• Data records for software interfaces:
============

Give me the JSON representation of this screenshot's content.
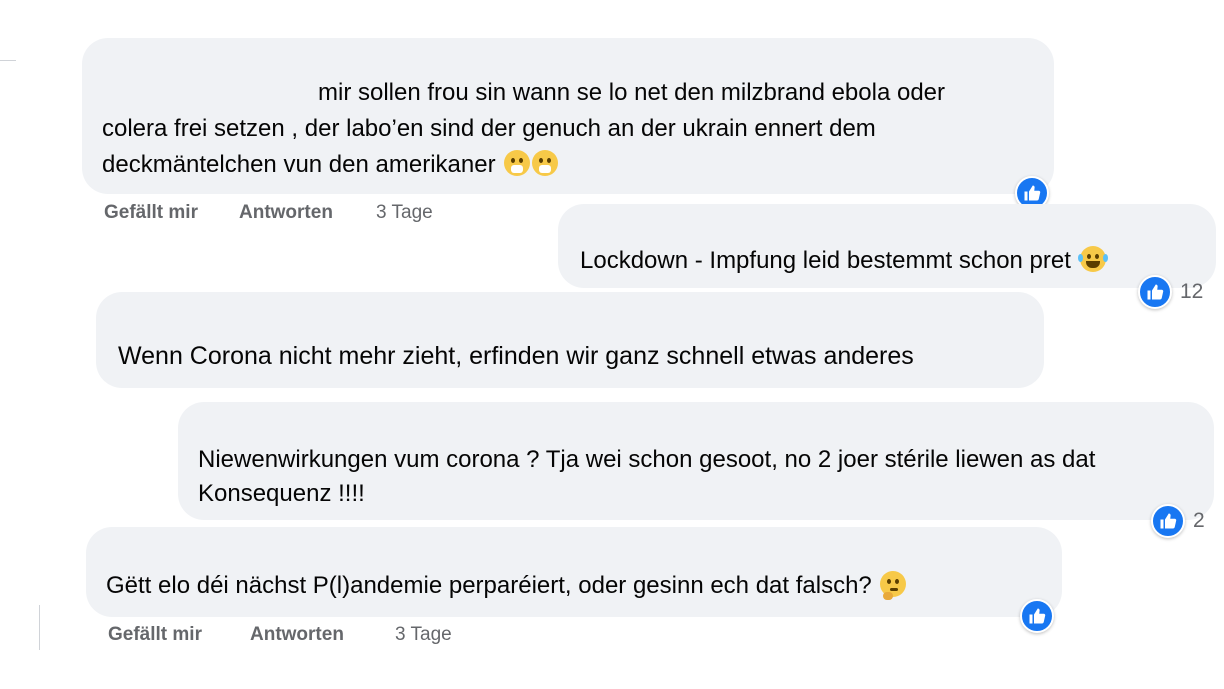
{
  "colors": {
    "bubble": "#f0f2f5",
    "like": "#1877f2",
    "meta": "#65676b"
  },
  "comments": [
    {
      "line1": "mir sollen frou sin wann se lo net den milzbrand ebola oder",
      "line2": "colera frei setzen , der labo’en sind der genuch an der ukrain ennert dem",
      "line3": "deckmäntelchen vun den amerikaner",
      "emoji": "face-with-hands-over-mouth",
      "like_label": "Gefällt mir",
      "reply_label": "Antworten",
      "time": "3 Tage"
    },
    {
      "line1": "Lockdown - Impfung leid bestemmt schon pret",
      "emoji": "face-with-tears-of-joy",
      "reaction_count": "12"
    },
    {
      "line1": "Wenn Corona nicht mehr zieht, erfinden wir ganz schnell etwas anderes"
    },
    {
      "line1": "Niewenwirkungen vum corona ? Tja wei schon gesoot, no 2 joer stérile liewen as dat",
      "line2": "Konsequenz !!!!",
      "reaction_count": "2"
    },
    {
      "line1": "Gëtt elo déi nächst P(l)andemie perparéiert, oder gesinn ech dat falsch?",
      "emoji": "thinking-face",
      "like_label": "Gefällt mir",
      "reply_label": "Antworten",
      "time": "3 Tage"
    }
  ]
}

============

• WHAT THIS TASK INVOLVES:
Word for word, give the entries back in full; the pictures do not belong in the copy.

• EXERCISE RESULT:
Give me the JSON representation of this screenshot's content.
{
  "colors": {
    "bubble": "#f0f2f5",
    "like": "#1877f2",
    "meta": "#65676b"
  },
  "comments": [
    {
      "line1": "mir sollen frou sin wann se lo net den milzbrand ebola oder",
      "line2": "colera frei setzen , der labo’en sind der genuch an der ukrain ennert dem",
      "line3": "deckmäntelchen vun den amerikaner",
      "emoji": "face-with-hands-over-mouth",
      "like_label": "Gefällt mir",
      "reply_label": "Antworten",
      "time": "3 Tage"
    },
    {
      "line1": "Lockdown - Impfung leid bestemmt schon pret",
      "emoji": "face-with-tears-of-joy",
      "reaction_count": "12"
    },
    {
      "line1": "Wenn Corona nicht mehr zieht, erfinden wir ganz schnell etwas anderes"
    },
    {
      "line1": "Niewenwirkungen vum corona ? Tja wei schon gesoot, no 2 joer stérile liewen as dat",
      "line2": "Konsequenz !!!!",
      "reaction_count": "2"
    },
    {
      "line1": "Gëtt elo déi nächst P(l)andemie perparéiert, oder gesinn ech dat falsch?",
      "emoji": "thinking-face",
      "like_label": "Gefällt mir",
      "reply_label": "Antworten",
      "time": "3 Tage"
    }
  ]
}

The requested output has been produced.